- Have a consistent brand image. This involves mixing your traffic driving content with engagement driving content (quotes, tips, etc) directed towards your brand. Moreover, it’s beneficial to develop social brand standards including fonts, colors, and templates; this includes having a consistent brand voice. Even if there are multiple people working on an account, the tone should feel the same, as if one person is talking to you. Consistency is key in developing a brand image.
- Target keywords over hashtags. People who are asking a question from their followers are rarely going to use a hashtag to find a response. Hashtags are often used for humor or to fit into a trending topic, but not so much to connect a person with a brand. By targeting keywords you are able to develop the natural conversation. Here’s an example. For a client that sells reusable water bottles, we could look up keywords around people saying “my water doesn’t stay cold enough.”
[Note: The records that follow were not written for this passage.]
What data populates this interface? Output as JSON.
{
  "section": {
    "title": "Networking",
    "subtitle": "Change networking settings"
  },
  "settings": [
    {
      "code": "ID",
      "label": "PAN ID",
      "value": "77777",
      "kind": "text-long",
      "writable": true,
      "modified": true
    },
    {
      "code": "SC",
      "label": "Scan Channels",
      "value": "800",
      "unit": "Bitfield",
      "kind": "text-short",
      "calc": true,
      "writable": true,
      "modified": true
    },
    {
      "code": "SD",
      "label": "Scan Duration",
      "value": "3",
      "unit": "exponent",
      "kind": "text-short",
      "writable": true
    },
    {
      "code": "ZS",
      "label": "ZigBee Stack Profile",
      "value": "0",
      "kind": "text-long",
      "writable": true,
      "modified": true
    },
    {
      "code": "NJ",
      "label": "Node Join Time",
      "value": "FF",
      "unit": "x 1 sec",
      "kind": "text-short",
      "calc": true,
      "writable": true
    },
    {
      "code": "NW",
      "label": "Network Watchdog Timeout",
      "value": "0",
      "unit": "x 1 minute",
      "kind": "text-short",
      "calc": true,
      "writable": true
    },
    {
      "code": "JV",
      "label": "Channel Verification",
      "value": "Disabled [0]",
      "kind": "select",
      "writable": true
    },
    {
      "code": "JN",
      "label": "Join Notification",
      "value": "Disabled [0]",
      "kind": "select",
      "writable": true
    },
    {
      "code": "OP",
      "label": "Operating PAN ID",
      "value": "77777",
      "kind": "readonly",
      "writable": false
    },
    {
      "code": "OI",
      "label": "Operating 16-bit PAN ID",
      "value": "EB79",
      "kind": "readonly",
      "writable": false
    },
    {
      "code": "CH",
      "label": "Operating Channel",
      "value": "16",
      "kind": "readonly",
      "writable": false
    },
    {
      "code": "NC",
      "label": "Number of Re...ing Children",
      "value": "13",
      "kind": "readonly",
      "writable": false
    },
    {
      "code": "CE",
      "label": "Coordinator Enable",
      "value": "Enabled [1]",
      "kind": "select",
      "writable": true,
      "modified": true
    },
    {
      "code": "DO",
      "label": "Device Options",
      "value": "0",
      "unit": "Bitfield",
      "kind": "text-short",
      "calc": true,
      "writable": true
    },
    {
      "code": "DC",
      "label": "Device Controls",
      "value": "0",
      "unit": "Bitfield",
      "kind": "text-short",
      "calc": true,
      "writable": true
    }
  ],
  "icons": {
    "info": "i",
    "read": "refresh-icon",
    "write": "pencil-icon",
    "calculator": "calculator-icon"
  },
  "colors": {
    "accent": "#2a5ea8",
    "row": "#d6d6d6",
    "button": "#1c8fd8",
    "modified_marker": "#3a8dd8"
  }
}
- Respond whenever possible…positive or negative. Hug your haters…when you get a complaint, your first response thought should not be to hide the complaint. Instead, respond publicly to it if possible. When people post a complaint on a social page, they are looking for a public reaction and public response. This gives your brand a lot of credibility because the brand cares enough to respond. The “Rule of Two” states that if you respond twice to a negative comment, and they keep arguing, then just hide it.
While each best practice is unique to the specific department, I found one common theme: Pay attention to detail.
For Paid Social, this may be understanding the customer’s mindset. Are we looking to have this customer click on an ad, or make a purchase? For Public Relations, it may be researching a specific publisher with the intent to understand their tone and writing style. Regardless of the department, these details are crucial for PDM to provide quality service as a whole and maintain a respectable reputation.
As a whole, it is difficult for a brand to maintain a strong presence online without considering the entire digital ecosystem. Each service or aspect of digital marketing plays into each other, such as digital PR supporting SEO efforts, or social media community management supporting website traffic.
I was fortunate to be able to work alongside these talented individuals that shared insightful and actionable digital marketing advice in their field of expertise. Thanks again, everyone for your online marketing advice when developing a digital marketing strategy!